Fact Checked

Premature ventricular contractions (PVC) are extra and abnormal heartbeats that occur in one of the lower pumping chambers of the heart which are the ventricles. These extra beats causes disruption of the regular rhythm of the heart and sometimes, it will cause a flip-flop or skipped beat that can felt in the chest.  Premature ventricular contraction is also known as premature ventricular complexes, extra systoles and ventricular premature beats.

Symptoms of premature ventricular contractions

Some sensations that can be felt in the chest include fluttering, flip-flops, skipped beats or missed beats, pounding or jumping and an increased awareness of the heartbeats.

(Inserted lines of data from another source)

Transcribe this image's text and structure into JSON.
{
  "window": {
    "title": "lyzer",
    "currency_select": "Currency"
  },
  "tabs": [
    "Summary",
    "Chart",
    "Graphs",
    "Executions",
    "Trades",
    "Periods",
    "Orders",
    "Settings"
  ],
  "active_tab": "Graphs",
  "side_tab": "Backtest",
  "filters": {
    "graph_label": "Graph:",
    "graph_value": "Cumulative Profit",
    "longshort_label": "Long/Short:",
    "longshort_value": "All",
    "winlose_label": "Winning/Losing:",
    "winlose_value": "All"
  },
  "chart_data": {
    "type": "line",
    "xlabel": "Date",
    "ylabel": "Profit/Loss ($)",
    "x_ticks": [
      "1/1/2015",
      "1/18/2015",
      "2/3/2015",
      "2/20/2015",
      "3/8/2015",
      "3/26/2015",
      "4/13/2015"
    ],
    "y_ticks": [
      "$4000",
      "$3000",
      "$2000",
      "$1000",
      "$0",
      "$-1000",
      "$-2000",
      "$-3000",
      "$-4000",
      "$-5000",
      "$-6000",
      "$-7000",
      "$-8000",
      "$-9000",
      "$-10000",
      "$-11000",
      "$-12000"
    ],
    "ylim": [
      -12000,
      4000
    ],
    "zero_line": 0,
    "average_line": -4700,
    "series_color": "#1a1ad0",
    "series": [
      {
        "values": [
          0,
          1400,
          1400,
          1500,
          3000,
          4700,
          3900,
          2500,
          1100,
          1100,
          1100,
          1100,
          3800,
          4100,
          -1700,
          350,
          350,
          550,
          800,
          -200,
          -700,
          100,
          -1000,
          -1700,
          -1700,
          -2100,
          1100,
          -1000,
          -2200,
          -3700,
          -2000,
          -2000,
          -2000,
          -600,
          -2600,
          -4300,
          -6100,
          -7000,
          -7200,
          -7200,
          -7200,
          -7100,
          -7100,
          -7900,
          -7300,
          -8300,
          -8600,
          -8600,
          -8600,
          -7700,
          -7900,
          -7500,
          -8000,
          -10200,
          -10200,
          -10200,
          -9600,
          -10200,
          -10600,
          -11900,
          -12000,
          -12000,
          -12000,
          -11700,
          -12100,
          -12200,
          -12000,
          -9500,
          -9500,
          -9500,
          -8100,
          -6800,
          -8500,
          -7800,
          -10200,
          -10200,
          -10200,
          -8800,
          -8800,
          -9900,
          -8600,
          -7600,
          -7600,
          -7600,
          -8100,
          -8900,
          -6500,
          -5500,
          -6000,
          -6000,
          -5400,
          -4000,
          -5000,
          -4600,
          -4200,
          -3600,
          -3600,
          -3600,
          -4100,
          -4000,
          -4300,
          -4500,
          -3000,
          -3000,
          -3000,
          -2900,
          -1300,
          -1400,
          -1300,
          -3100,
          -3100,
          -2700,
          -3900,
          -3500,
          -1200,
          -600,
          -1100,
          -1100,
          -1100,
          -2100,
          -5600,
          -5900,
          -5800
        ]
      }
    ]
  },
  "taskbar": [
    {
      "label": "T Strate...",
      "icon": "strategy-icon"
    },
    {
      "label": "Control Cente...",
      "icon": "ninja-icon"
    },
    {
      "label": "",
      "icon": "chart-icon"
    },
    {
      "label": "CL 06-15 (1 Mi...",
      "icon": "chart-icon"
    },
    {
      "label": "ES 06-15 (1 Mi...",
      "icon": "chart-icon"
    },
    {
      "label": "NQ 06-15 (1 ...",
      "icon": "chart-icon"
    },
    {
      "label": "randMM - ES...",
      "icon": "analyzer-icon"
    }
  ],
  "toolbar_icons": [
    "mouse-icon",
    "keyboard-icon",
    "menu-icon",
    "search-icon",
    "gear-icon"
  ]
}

Premature ventricular contractions
These extra beats causes disruption of the regular rhythm of the heart and sometimes, it will cause a flip-flop or skipped beat that can felt in the chest.

Premature ventricular contractions can be caused by the following:

  • Certain medications for asthma
  • Consuming alcohol or using illegal drugs
  • Some injuries to the heart muscles caused by coronary artery disease, congenital heart disease, high blood pressure and heart failure.
  • Some chemical changes or imbalances in the body
  • Increased adrenaline levels in the body that can be caused by caffeine, tobacco, exercise and anxiety.

Complications that can be caused by premature ventricular contractions like there is an increased risk of having a heart rhythm problems  also known as arrhythmias or cardiomyopathy which is the weakening of the heart muscles.

Treatment and home remedies

  • Take note of the symptoms that frequently happens in order to help in identifying substances or actions that cause premature ventricular contractions. By enrolling in a course on first aid today, you can help ease the symptoms.
  • Minimize the consumption of caffeine, alcohol, tobacco and other drugs in order to minimize the symptoms.
  • Anxiety can cause abnormal heartbeats, thus the individual should engage in some stress-reducing techniques like biofeedback, meditation or exercises.

Diets that can help with premature ventricular contractions

Premature ventricular contractions can be caused if magnesium is insufficient in the diet. Levels of magnesium are maintained by eating foods together with the kidney and intestinal absorption. A level of magnesium in the body that is lower than 1.4 mEq per liter in the blood is called hypomagnesemia. If there are low levels of magnesium in the body, it can cause arrhythmias and foods that are high in magnesium content can minimize premature ventricular contractions. Foods that are rich in magnesium content include green vegetables, beans, nuts, peas, seeds and whole unrefined grains.

Levels of potassium in the blood will affect the ability of the cells in sending electrical impulse to the heart and causing it to contract. Levels of blood potassium lower than 3.5 mEq per liter is called hypokalemia. Severe hypokalemia causes hyperexcitability. Hypomagnesemia and hypokalemia are linked with each other. Hypomagnesemia causes kidneys to expel more potassium that will cause low blood levels. Sources of potassium include citrus fruits, bananas, cantaloupes, avocados, potatoes, salmon, cod and chicken.

Minimize caffeine, alcohol, tobacco and appetite suppressants if experiencing arrhythmias. Eat a heart-healthy diet in order to lose some weight, reduce the blood pressure and control levels of cholesterol. Heart-healthy diets include fruits and vegetables, whole grains, lean meat, poultry, fish and low fat content dairy products. Additionally, the individual should perform regular exercises.

Leave a Comment

Your email address will not be published. Required fields are marked *

  • All content is reviewed by a medical professional and / sourced to ensure as much factual accuracy as possible.

  • We have strict sourcing guidelines and only link to reputable websites, academic research institutions and medical articles.

  • If you feel that any of our content is inaccurate, out-of-date, or otherwise questionable, please contact us through our contact us page.

The information posted on this page is for educational purposes only.
If you need medical advice or help with a diagnosis contact a medical professional